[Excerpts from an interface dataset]
=== Begin Enclosure ===

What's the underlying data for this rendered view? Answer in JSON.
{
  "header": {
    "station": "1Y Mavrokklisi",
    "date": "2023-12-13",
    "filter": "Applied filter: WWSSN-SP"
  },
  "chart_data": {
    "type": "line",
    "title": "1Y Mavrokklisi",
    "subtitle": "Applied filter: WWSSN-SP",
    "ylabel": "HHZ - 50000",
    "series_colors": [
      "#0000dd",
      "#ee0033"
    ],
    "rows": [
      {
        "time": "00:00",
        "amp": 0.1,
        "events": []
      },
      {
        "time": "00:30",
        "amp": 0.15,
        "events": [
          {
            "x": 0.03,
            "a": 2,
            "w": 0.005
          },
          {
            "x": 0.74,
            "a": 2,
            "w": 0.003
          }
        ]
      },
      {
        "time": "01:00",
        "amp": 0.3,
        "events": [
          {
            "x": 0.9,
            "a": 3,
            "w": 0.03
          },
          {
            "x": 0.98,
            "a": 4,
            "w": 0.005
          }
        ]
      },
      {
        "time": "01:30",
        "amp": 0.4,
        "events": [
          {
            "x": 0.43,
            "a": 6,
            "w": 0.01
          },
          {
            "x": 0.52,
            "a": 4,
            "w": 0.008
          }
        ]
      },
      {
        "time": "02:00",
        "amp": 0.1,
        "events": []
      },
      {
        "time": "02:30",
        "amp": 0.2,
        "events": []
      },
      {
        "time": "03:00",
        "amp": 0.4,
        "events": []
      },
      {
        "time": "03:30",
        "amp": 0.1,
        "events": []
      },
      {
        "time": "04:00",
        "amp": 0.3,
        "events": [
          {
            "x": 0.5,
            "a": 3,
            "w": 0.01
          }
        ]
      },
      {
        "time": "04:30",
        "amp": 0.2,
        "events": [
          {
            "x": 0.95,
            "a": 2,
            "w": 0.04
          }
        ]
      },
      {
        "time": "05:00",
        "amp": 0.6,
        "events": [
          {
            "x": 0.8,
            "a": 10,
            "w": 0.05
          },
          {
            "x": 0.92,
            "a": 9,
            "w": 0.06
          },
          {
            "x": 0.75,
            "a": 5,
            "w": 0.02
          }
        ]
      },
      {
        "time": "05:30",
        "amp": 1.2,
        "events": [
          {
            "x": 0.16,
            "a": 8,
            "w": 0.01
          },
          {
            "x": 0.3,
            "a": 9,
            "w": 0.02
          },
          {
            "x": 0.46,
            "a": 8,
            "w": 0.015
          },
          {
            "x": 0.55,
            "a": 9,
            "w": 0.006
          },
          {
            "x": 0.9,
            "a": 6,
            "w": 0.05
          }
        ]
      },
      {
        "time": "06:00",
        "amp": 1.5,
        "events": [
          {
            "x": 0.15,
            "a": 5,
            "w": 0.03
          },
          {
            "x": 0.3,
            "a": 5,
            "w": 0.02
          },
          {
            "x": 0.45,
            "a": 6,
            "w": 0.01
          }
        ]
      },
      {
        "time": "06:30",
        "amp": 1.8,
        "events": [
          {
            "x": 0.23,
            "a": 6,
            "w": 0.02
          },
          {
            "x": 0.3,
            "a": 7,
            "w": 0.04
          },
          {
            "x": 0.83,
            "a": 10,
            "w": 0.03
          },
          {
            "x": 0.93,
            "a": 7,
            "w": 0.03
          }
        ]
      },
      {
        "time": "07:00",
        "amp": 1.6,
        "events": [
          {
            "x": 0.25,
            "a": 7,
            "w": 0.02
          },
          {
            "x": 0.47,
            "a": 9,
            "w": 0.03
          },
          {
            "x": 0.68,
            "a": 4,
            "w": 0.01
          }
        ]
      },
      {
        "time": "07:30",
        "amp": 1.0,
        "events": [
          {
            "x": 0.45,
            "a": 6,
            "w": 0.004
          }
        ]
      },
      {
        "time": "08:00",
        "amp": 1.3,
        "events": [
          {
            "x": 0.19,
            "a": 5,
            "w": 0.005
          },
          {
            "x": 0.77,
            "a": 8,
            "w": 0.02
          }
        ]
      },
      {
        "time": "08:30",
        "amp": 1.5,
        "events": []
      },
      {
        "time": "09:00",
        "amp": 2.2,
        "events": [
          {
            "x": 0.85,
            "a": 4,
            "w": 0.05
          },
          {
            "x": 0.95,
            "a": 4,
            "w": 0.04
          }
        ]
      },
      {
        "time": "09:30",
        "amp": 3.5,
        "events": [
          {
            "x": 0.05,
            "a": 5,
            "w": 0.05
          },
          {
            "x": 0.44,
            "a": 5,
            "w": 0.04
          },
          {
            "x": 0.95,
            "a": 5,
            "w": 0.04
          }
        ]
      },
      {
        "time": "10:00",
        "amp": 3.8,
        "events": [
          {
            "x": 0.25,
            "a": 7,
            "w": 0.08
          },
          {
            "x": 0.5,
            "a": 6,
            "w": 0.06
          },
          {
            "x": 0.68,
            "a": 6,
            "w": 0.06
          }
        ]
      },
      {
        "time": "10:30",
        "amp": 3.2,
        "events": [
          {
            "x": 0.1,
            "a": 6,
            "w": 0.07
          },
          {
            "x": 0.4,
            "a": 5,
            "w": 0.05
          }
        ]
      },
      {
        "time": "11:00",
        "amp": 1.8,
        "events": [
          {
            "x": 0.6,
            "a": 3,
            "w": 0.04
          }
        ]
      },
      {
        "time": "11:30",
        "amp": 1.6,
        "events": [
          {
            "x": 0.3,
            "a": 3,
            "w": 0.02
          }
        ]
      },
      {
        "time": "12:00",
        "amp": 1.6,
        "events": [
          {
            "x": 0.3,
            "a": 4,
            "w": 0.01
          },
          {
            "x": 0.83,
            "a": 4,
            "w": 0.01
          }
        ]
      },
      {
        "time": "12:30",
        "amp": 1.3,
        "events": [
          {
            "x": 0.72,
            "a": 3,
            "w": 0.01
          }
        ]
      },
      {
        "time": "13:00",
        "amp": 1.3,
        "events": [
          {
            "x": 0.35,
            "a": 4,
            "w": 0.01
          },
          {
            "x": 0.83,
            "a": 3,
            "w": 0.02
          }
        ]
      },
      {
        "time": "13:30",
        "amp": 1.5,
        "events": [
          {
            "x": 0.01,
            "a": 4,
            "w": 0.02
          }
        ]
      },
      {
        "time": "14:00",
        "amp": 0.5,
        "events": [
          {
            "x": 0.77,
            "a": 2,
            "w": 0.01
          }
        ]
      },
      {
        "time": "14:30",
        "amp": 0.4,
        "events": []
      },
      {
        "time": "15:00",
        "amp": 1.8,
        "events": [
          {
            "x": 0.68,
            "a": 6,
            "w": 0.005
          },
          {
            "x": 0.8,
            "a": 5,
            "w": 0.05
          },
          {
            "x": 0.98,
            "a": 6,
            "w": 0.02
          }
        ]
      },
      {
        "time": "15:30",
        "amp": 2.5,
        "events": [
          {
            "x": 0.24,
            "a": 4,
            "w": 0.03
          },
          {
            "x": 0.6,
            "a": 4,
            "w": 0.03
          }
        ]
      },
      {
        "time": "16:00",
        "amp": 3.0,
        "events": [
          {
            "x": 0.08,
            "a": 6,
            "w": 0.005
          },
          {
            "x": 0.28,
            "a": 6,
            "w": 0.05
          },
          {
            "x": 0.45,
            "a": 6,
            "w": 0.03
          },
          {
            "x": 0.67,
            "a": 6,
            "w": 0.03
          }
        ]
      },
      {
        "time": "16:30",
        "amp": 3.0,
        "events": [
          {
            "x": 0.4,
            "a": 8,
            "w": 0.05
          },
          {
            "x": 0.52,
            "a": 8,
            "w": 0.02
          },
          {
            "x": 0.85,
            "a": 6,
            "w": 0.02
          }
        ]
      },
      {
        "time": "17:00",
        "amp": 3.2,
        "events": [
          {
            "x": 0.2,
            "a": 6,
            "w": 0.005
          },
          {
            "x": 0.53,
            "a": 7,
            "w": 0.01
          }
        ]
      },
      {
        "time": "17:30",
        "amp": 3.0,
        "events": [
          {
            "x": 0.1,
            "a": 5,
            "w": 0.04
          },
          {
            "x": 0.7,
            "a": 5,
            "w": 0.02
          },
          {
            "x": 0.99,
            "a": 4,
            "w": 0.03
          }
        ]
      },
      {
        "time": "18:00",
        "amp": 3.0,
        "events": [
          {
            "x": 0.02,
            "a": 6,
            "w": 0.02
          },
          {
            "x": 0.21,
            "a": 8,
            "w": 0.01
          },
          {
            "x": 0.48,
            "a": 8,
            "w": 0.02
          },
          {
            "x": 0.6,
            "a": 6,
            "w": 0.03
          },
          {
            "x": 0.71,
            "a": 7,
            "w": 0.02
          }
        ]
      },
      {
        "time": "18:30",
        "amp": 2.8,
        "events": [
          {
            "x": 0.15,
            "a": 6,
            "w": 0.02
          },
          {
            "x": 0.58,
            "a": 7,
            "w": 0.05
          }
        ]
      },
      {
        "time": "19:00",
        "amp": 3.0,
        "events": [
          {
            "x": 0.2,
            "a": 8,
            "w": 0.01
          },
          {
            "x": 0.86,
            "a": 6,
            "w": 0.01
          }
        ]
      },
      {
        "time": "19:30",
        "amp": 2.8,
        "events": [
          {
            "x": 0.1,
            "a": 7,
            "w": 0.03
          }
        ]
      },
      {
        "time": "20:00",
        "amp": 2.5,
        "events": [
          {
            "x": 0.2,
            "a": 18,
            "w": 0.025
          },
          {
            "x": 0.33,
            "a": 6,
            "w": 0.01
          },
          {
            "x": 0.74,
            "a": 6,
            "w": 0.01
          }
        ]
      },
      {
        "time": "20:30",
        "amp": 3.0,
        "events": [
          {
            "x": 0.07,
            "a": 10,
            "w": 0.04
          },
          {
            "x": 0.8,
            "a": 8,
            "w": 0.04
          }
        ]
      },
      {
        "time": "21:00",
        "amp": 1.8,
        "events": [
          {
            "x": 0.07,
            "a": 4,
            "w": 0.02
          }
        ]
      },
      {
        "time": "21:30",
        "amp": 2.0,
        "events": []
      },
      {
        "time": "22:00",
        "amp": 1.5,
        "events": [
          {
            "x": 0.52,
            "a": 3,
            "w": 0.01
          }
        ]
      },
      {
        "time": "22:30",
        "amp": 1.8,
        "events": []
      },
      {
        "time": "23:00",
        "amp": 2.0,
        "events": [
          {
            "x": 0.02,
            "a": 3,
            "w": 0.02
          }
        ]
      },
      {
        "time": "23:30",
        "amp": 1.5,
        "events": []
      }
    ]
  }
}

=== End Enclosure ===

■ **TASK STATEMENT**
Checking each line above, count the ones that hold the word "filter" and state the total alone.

■ **FINISHED EXERCISE**
2